Laptops are just so easy. Instead of carrying a stack of notebooks in your backpack, contorting your back while you trudge from building to building, you can tote one, lightweight piece of technology. You can also multitask during class. *Wink, wink* *Nudge, nudge* However, as nice as it is to get a head start on your homework in a different class, it’s not the best idea when trying to raise your grade. Teachers are humans, just like you. They know when people listen and when they’re picking out new Lulu leggings. “Take notes in longhand. Studies show that students who take notes this way remember more than students who use computers to take notes,” Gresh said. It also may be faster to type your notes, but it may not be the best way for you to remember the material.
5. Tackle readings aggressively
Gresh recommended a personal favorite approach to reading assignments called the SQ3R method. The “S” stands for “survey,” or scanning the entire textbook chapter or article, noting the headings and getting a better sense of what you’re getting yourself into. Then, “question” the material and write down all the inquiries you come up with. They can be as broad as “what is the main idea of this chapter?” Or they can be focused and specific. Next, “read” the section quickly, highlighting and making notes in the margins. Afterwards, according to this strategy, you should “recite.” This means that after each chapter, you should ask yourself key questions about the material you just read, and then speak or write the answers in your own words. Finally, “review” the text.
6. Study twice
We all look for ways to make our endless hours of study time more manageable, and sometimes even more fun. This next suggestion will sound daunting, but it’s the most thorough approach to exam prep. Study twice. Set some time aside to sit in the corner of the library—alone—and review the information in the way that works best for you. Then, message the GroupMe to set up a study sesh so you can quiz each other and ensure that you’re all on the top of your game. “After you’ve studied for [tests], get together with three or four classmates and discuss strategies for answers to possible questions,” Gresh said.
7. Don’t cram
Just don’t do it. I know you’re busy and you’ve successfully cranked out an entire 10-pager the night before a deadline, but just because you can do it doesn’t mean it’s the best idea. Start the essay a week in advance—that way you have time. With enough time you can develop your ideas, revise and edit all you want. You can also go to office hours and check in with the professor—get some feedback and work with that. If it’s an exam you’re prepping for, you’ll have more time to review and get together with those study groups.

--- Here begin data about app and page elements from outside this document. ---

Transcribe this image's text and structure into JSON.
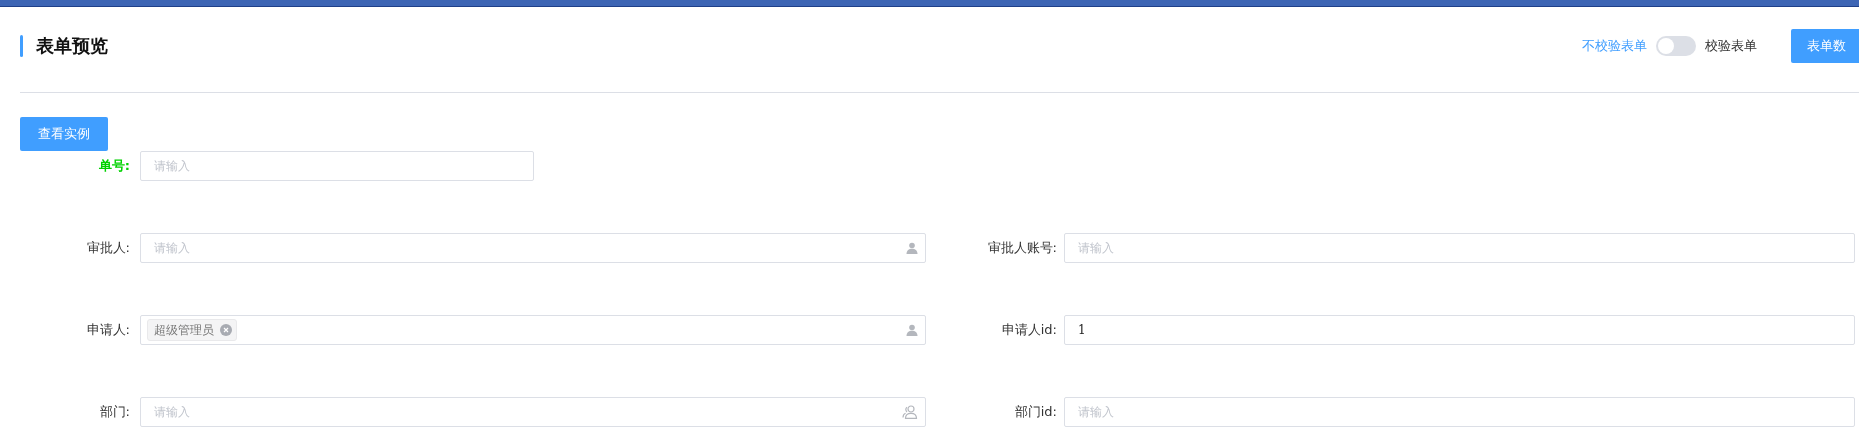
{
  "header": {
    "title": "表单预览",
    "validate_toggle": {
      "off_label": "不校验表单",
      "on_label": "校验表单",
      "on": false
    },
    "data_button": "表单数"
  },
  "example_button": "查看实例",
  "rows": [
    {
      "fields": [
        {
          "label": "单号:",
          "kind": "text",
          "highlighted": true,
          "placeholder": "请输入"
        }
      ]
    },
    {
      "fields": [
        {
          "label": "审批人:",
          "kind": "user",
          "highlighted": false,
          "placeholder": "请输入"
        },
        {
          "label": "审批人账号:",
          "kind": "text",
          "highlighted": false,
          "placeholder": "请输入"
        }
      ]
    },
    {
      "fields": [
        {
          "label": "申请人:",
          "kind": "user",
          "highlighted": false,
          "tags": [
            "超级管理员"
          ]
        },
        {
          "label": "申请人id:",
          "kind": "text",
          "highlighted": false,
          "value": "1"
        }
      ]
    },
    {
      "fields": [
        {
          "label": "部门:",
          "kind": "dept",
          "highlighted": false,
          "placeholder": "请输入"
        },
        {
          "label": "部门id:",
          "kind": "text",
          "highlighted": false,
          "placeholder": "请输入"
        }
      ]
    }
  ]
}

8. Get in with the right crowd
So this one might sound a little bit forced, and well…weird. It requires you to step out of your comfort zone and talk to people you wouldn’t necessarily approach otherwise. You might think that you already have your core group of friends, so there’s no need to branch out. But making new friends is healthy. Especially in college—the only time in your life when you’ll be surrounded by such a large, diverse group of people your own age—it’s important to be open. “Hang out with the smartest students in the class,” Gresh said. “They’ll challenge and inspire you.” So if you know that those two kids who sit up front have aced the last two exams, go chat them up one day after class.
9. Actually use office hours
For any subject, major, minor or concentration, office hours are key for a better understanding of the material. It’ll cut down the time you spend re-reading the same paragraph and wracking your brain because you don’t understand a tiny idea. It’ll also help the teacher to match a face to your name—just like sitting in the front of the room. And we like that.
10. Just don’t…take it too far
No one likes that kid sitting front and center—the one who shoots his hand up before the professor even finishes his question. Every. Single. Time. Everyone gets a little more irritated each time he corrects the other students, and (surprise!) that includes the professor. So work hard, participate and give it your all. But don’t forget to use your common sense. If you feel like you might be annoying people, you probably are. And that definitely won’t help your grade. Or your social life.